Further to its handling of the central group of characters, the villain’s material is just as shallow. They did well to keep the main villain shrouded in secrecy in the advertising campaign but in the film their motivation and background is essentially distilled down into one scene, while their ultimate endgame is barely mentioned beyond a throwaway line.

The overall narrative of the film is quite inconsistent and it changes path more than once making for quite a jolted story, and when it does build up some longevity leading into the finale events are predictable with what has become a routine climax.

These DC films constantly involve grandiose finale’s that appear obsessed with outdoing the previous film but without doing the ground work to have it payoff. The action sequences and set pieces are serviceable here, though I didn’t find there to be much memorable about them and the over saturation of visual effects by the time the credits roll becomes wearisome.

With the above said, the entire film isn’t a complete loss and there are moments of brilliance in its just over two hour running time. There is some great potential on display at times which unfortunately is never sustained beyond a few moments. Some flashbacks along the way give great glimpses into the history of this cinematic universe, and hopefully a sign of good things to come (I’m looking at you Batman solo film).

It has an abundance of style and fun characters, with more than a couple of strong comedic moments, and regardless of its shortcomings there’s no denying that it’s entertaining and a good time more often than not.

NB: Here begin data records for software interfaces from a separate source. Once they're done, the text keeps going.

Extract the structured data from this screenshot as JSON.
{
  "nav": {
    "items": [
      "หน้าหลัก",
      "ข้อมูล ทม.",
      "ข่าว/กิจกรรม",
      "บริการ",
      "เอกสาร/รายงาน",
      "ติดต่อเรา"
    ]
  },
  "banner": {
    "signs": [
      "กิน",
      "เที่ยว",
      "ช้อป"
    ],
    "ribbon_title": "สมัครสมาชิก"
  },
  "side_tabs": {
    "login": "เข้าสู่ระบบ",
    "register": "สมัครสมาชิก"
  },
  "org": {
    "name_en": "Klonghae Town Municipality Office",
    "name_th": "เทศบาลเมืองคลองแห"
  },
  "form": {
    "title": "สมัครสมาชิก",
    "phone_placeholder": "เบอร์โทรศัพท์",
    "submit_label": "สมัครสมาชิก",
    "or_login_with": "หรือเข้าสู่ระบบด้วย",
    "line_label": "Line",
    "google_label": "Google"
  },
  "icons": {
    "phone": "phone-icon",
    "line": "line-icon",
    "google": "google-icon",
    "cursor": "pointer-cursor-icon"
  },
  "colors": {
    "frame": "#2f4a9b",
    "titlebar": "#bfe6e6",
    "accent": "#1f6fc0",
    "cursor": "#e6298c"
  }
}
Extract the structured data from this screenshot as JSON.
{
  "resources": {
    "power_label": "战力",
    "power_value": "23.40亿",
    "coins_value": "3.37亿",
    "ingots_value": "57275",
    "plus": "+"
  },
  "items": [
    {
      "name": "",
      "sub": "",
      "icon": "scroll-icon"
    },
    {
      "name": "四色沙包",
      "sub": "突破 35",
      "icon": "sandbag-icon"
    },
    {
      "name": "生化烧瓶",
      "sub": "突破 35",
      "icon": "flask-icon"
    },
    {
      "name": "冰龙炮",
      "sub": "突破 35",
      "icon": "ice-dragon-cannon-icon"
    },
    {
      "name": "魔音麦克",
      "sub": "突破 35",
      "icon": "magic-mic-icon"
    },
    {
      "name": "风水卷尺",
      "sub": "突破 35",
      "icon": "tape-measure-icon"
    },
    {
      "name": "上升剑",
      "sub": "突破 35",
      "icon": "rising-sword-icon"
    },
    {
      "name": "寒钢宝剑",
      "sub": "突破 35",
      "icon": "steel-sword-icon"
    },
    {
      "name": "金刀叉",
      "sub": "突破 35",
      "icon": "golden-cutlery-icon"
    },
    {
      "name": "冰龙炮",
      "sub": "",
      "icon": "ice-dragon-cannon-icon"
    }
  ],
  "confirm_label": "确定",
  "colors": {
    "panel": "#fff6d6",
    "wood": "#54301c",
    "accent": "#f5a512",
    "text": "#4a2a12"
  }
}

Overall the casting found its mark, the performances of the actors is where much of the enjoyment in this film can be found as they strive to make up for the lacking muddling plot. Margot Robbie’s Harley Quinn is a showcase performance, she’s brilliant in the role and hopefully we’ll get the chance to see more of her as this character. Leto’s Joker is something different from what we’ve seen previously which is a welcome change given the diversity of options in terms of how to portray this character, and Viola Davis as Amanda Waller is pitch perfect and very much in the spirit of her comic book counterpart.

Will Smith’s performance definitely helps the film but at the same time feels like Will Smith simply being Will Smith, while Jai Courtney was great as the over confident, arrogant and obnoxious Captain Boomerang. Karen Fukuhara, and Adewale Akinnuoye-Agbaje don’t have much material to work with, and Joel Kinnaman is sound and displays decent chemistry with Smith.

Conceptually there is nothing wrong with this film, it’s packed with great ideas but they are all far too abridged, this amount of material would easily be better serviced across two films. Everything comes off as a massive rush, much like the overall approach to the DC Cinematic Universe, it seems more worried about getting to a certain point, then the actual journey to get there.

For all its shortcomings it’s a fun film that will likely earn just barely enough goodwill to leave you wanting more, albeit preferably in conjunction with better writing.

I’m giving Suicide Squad 6 out of 10 stars, you can catch it in cinemas around Australia from Thursday 4th August 2016.

Leith spent most of his formative years growing up on the coastal fringes of Western Australia without a cinema in sight. There he grew up on the wonders of home rentals before relocating to Perth and gaining access to a proper cinematic experience just in time for the Star Wars Special Edition re-releases. From there Leith's love of movies expanded to volunteering on a Star Wars fan film, reviewing films, writing about film news, and attending film and pop-culture related conventions on the other side of the world. Leith's favourite films are too many to mention but all start with the Star Wars saga, Back to the Future, the Dark Knight trilogy, Indiana Jones, Lord of the Rings and all things Kevin Smith. With an insatiable appetite for all things pop-culture related Leith also has an unhealthy addiction to the world of comics and can often be found buried under a pile of unread back issues madly trying to catch up on a number of titles coming out from mostly DC and Darkhorse.